Brief: Keeping every line intact, repeat the data word for word.

Data:
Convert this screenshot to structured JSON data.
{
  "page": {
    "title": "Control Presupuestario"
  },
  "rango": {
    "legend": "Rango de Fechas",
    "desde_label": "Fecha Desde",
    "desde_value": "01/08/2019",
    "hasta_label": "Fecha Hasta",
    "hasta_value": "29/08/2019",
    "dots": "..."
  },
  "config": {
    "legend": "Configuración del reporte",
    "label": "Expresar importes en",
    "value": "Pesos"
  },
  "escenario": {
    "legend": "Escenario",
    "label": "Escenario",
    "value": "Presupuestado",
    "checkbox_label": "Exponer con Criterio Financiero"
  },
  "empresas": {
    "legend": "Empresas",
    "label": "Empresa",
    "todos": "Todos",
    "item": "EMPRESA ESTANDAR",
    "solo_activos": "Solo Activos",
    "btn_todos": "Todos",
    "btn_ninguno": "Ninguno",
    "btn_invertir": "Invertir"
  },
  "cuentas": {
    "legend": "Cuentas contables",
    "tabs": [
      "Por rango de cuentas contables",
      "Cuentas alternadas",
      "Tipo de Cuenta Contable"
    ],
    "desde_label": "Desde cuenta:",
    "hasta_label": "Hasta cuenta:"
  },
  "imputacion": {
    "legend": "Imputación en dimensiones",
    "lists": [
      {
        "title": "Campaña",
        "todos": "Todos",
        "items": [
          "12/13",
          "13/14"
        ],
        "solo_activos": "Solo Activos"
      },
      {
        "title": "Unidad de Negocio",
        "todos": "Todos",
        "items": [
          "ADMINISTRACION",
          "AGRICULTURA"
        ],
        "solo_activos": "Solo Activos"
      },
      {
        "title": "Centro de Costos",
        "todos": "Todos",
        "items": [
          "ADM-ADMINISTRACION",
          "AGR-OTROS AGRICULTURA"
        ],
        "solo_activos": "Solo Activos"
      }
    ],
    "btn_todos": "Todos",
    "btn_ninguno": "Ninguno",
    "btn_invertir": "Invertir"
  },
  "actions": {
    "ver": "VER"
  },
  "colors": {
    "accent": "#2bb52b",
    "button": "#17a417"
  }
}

Reply to the task:
Convert this screenshot to structured JSON data.
{
  "page": {
    "title": "Control Presupuestario"
  },
  "rango": {
    "legend": "Rango de Fechas",
    "desde_label": "Fecha Desde",
    "desde_value": "01/08/2019",
    "hasta_label": "Fecha Hasta",
    "hasta_value": "29/08/2019",
    "dots": "..."
  },
  "config": {
    "legend": "Configuración del reporte",
    "label": "Expresar importes en",
    "value": "Pesos"
  },
  "escenario": {
    "legend": "Escenario",
    "label": "Escenario",
    "value": "Presupuestado",
    "checkbox_label": "Exponer con Criterio Financiero"
  },
  "empresas": {
    "legend": "Empresas",
    "label": "Empresa",
    "todos": "Todos",
    "item": "EMPRESA ESTANDAR",
    "solo_activos": "Solo Activos",
    "btn_todos": "Todos",
    "btn_ninguno": "Ninguno",
    "btn_invertir": "Invertir"
  },
  "cuentas": {
    "legend": "Cuentas contables",
    "tabs": [
      "Por rango de cuentas contables",
      "Cuentas alternadas",
      "Tipo de Cuenta Contable"
    ],
    "desde_label": "Desde cuenta:",
    "hasta_label": "Hasta cuenta:"
  },
  "imputacion": {
    "legend": "Imputación en dimensiones",
    "lists": [
      {
        "title": "Campaña",
        "todos": "Todos",
        "items": [
          "12/13",
          "13/14"
        ],
        "solo_activos": "Solo Activos"
      },
      {
        "title": "Unidad de Negocio",
        "todos": "Todos",
        "items": [
          "ADMINISTRACION",
          "AGRICULTURA"
        ],
        "solo_activos": "Solo Activos"
      },
      {
        "title": "Centro de Costos",
        "todos": "Todos",
        "items": [
          "ADM-ADMINISTRACION",
          "AGR-OTROS AGRICULTURA"
        ],
        "solo_activos": "Solo Activos"
      }
    ],
    "btn_todos": "Todos",
    "btn_ninguno": "Ninguno",
    "btn_invertir": "Invertir"
  },
  "actions": {
    "ver": "VER"
  },
  "colors": {
    "accent": "#2bb52b",
    "button": "#17a417"
  }
}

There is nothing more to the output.